There’s no way to sync up multiple units with different colors and have it look like diffraction because as light passes through glass or water or whatever, it actually does separate into these rainbow highlights, and we wanted to create that effect. It’s a very natural effect. Any given room you’re in where there’s direct sunlight coming through and there are mirrors and stuff, you’ll probably be able to find a little sliver of rainbows somewhere.
The disc Bauman’s team created to make natural rainbows on setCredit: Isaac Bauman
We ended up creating tiny little discs. The VFX department designed a rainbow for us in VFX software, which was a whole process, a lot of trial and error. We printed it at this one place in Italy on a tiny little glass disc that gets inserted into an LED mover light, like a concert lighting type of light, like a hard LED spotlight.
The rainbow disc was about not even an inch in diameter. It is super, super small, but when you print something that small there’s all in the light, and you have no idea by designing the pattern how it’s actually going to look when it’s projected onto a surface. It’s purely trial and error.
So it would take weeks to design something, get it to Italy, and have Italy send it back to us. It was like a two-and-a-half-week process. So we did as many iterations of this design and tested it. Each time we tested it, we tried to, it was a lot of guesswork. It was like, “Well, why isn’t it working this time? It could be this, it could be that.” We kind of had to piece together why it wasn’t working.
Eventually, we started to understand how the physics of it was working and what worked and what didn’t, and we just perfected it as much as we could.
Rainbows in Loki season 2Credit: Marvel Studios
NFS: For someone wanting to get into cinematography, what advice would you give them?
Bauman: My advice to cinematographers and aspiring filmmakers in general is to focus on finding a team that you’re compatible with. So for DPs, that means primarily finding a director that you are on the same level as career-wise, you have the same interests aesthetically, you love the same movies as, and you’re inspired by similar things.
Someone that you’re able to jam creatively with and you want to find as many of these people as you can.

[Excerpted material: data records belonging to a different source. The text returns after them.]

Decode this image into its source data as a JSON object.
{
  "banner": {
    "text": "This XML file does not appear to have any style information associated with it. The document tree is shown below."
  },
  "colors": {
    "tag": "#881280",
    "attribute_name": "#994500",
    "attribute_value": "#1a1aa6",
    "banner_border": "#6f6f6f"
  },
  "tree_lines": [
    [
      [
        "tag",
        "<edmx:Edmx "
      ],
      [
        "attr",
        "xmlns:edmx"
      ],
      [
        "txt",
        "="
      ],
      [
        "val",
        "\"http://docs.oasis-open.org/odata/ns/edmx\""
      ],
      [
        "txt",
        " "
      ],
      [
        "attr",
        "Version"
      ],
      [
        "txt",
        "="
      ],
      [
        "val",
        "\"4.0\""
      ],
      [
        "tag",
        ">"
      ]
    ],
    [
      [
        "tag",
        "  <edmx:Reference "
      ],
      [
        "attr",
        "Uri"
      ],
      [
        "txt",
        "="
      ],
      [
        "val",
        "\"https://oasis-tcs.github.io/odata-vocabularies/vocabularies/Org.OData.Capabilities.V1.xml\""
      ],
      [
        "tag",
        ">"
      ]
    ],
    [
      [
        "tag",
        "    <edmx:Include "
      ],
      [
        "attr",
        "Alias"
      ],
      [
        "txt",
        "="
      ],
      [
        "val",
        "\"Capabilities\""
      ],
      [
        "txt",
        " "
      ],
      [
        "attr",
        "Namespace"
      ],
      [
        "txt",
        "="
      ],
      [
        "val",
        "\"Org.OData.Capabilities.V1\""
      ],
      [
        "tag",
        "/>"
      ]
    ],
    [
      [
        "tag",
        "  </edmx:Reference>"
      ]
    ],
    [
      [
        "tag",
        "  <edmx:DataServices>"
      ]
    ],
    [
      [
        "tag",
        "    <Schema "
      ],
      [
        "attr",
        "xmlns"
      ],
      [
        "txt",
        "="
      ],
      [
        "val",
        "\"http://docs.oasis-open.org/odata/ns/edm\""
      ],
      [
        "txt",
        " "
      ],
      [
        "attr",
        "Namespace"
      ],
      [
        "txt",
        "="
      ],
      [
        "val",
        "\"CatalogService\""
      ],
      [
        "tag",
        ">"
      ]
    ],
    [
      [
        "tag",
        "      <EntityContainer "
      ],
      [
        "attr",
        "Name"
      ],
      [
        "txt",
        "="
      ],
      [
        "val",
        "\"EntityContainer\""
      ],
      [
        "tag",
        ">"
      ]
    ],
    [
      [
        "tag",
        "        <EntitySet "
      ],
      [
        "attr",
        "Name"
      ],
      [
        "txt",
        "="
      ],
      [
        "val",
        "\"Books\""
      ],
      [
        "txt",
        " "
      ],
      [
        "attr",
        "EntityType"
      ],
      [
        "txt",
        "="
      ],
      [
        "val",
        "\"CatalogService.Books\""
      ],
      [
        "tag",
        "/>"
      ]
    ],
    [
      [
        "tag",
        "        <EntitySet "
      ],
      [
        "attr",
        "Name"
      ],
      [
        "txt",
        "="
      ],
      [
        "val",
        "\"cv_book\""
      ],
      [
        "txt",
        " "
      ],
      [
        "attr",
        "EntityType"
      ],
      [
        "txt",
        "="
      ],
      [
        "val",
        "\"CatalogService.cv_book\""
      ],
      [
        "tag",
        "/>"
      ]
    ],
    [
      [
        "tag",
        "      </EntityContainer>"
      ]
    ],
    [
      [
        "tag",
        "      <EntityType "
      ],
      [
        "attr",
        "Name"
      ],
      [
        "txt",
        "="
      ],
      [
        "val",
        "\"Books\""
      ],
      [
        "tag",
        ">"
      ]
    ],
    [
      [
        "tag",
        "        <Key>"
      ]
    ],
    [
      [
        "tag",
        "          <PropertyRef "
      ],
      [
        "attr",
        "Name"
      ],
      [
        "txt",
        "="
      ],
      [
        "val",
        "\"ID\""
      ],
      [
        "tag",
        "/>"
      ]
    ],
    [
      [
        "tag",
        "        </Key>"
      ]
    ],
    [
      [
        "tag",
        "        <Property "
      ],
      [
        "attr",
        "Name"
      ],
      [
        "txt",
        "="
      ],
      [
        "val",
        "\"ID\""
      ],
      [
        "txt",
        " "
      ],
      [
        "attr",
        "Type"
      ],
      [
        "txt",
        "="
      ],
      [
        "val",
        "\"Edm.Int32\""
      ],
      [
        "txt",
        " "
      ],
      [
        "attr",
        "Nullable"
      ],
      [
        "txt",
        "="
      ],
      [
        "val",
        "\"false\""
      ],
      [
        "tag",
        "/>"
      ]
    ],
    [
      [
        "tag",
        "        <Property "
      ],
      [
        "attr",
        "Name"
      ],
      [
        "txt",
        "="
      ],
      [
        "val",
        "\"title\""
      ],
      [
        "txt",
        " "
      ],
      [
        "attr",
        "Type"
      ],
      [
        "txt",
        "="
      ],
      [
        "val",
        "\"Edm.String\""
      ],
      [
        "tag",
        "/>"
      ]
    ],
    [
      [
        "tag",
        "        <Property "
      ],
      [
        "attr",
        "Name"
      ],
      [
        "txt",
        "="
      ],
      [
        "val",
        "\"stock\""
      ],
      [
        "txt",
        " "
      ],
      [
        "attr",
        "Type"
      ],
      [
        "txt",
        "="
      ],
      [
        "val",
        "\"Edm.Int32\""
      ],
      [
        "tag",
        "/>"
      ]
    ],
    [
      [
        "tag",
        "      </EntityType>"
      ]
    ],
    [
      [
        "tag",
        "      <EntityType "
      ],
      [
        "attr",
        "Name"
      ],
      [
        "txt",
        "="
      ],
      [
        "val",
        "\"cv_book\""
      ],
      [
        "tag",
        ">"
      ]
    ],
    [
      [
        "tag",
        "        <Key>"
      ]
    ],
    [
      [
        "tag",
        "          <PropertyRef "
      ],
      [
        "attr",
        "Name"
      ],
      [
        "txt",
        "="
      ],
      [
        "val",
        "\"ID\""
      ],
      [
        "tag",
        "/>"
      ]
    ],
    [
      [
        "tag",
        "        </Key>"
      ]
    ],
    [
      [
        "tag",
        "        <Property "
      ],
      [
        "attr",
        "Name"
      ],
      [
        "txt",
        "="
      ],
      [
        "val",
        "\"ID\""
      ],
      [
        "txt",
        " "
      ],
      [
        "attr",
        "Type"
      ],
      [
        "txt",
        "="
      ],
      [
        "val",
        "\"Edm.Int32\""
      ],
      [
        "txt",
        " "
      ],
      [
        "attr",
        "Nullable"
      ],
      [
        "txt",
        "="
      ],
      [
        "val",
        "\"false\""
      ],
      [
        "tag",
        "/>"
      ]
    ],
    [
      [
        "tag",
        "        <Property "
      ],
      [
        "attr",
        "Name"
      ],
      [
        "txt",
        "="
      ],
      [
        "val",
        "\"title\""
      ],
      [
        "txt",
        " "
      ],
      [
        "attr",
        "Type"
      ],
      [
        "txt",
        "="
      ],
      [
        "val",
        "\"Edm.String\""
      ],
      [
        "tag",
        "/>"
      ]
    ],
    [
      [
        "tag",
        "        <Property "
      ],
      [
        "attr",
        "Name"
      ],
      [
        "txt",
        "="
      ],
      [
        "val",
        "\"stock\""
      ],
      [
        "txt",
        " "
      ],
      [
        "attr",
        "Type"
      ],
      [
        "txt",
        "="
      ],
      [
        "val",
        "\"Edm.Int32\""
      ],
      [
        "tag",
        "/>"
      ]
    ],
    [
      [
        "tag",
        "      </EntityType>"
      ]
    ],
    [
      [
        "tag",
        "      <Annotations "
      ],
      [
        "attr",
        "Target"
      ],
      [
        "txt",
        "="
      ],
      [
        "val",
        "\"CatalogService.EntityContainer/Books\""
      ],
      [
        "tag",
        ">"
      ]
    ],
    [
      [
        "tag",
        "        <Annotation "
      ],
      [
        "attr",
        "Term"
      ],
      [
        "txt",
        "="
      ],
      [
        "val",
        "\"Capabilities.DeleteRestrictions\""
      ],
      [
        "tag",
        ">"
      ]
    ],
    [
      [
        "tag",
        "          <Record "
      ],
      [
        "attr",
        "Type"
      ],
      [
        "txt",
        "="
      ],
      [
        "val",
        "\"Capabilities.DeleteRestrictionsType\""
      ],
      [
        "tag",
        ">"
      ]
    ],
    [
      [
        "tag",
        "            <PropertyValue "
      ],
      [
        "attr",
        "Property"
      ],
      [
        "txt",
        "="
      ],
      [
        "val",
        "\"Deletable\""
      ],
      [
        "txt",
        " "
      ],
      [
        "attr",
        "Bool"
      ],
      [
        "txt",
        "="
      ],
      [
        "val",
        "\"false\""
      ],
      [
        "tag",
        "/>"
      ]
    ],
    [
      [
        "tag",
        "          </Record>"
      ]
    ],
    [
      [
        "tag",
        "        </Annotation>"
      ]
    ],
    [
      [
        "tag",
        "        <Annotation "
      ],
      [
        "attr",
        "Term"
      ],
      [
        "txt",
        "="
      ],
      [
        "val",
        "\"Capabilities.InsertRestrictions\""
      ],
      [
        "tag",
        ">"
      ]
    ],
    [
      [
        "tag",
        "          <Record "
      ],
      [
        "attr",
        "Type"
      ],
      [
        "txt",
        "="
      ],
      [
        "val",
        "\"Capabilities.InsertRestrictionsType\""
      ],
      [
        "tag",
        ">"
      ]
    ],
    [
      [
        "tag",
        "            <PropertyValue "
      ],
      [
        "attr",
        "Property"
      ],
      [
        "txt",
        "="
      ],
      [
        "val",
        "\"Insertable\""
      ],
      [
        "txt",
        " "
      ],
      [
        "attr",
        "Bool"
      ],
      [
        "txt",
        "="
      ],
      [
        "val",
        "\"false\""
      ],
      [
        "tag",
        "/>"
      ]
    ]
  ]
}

For a DP, it all starts with finding that one director that they feel inspired by, and that together with you can create something bigger than the sum of your combined parts. You’re looking for that me plus you … it’s not one plus one equals two. You’re looking for one plus one equals 10. You want to find that person.
Loki Season 2 is now streaming in Disney+.